Dataset entries
Segment Open

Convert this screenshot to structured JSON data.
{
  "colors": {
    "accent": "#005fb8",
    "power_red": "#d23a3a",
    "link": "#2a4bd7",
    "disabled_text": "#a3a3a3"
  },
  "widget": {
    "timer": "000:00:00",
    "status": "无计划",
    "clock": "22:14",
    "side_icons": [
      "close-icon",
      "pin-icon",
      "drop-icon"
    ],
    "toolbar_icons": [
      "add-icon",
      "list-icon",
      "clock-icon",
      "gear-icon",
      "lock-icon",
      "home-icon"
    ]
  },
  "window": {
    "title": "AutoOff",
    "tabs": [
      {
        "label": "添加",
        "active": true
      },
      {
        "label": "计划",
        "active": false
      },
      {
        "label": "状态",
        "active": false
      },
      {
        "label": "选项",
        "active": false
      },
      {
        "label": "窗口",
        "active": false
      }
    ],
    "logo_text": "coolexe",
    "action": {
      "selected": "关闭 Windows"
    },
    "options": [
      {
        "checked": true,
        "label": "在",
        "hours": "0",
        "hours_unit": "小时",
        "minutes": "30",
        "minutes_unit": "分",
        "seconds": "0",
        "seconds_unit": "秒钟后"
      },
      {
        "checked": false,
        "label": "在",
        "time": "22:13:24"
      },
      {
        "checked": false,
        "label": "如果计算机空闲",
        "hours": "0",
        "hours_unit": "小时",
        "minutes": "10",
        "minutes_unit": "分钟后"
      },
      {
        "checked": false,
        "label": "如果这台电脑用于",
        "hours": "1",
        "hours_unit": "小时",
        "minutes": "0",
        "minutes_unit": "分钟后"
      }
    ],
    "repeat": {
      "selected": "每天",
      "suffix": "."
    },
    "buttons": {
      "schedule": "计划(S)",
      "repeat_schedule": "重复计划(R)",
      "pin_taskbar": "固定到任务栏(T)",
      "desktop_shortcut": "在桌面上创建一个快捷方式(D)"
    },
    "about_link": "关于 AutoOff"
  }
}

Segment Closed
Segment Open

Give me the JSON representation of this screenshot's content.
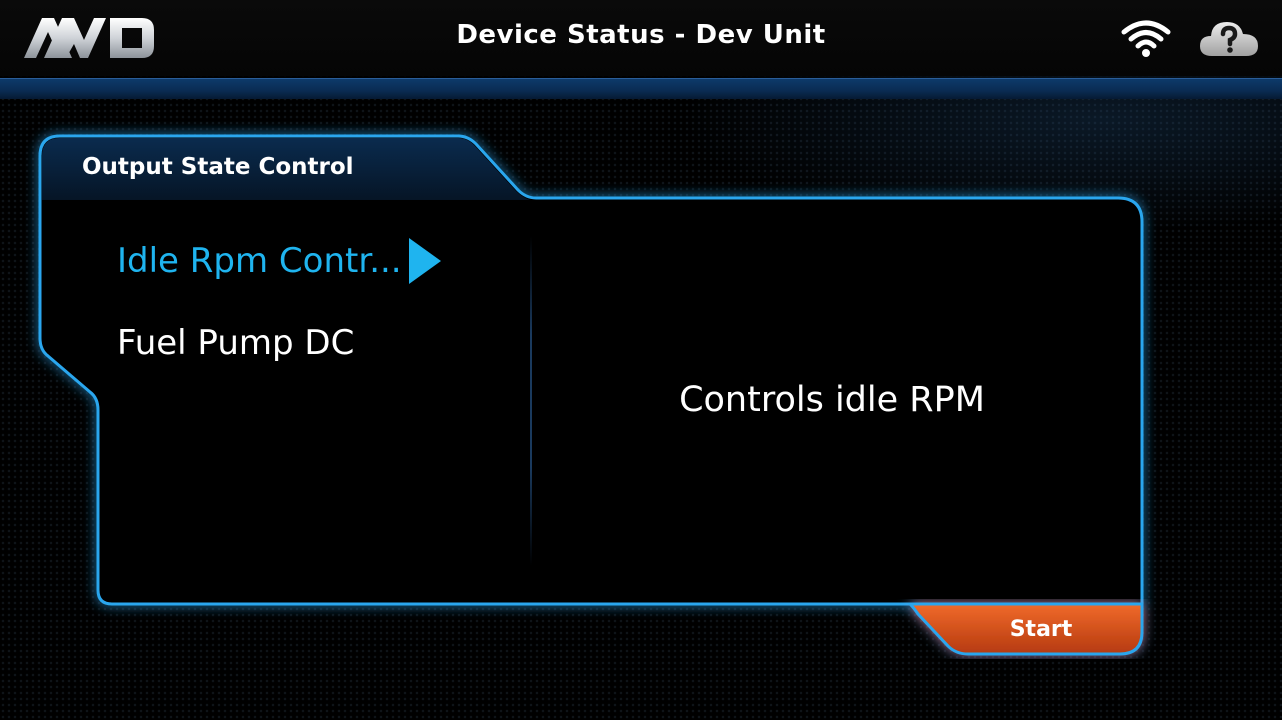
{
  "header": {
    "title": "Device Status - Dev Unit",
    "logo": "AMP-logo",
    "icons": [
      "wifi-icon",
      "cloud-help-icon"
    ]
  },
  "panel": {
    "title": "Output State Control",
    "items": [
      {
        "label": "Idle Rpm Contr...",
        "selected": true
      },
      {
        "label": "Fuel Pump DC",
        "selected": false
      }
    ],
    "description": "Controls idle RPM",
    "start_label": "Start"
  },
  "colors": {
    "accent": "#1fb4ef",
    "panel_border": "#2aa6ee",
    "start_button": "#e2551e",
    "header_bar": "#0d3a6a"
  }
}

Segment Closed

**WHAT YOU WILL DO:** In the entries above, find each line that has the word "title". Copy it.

**SOLVED EXERCISE:**
    "title": "AutoOff",
    "title": "Device Status - Dev Unit",
    "title": "Output State Control",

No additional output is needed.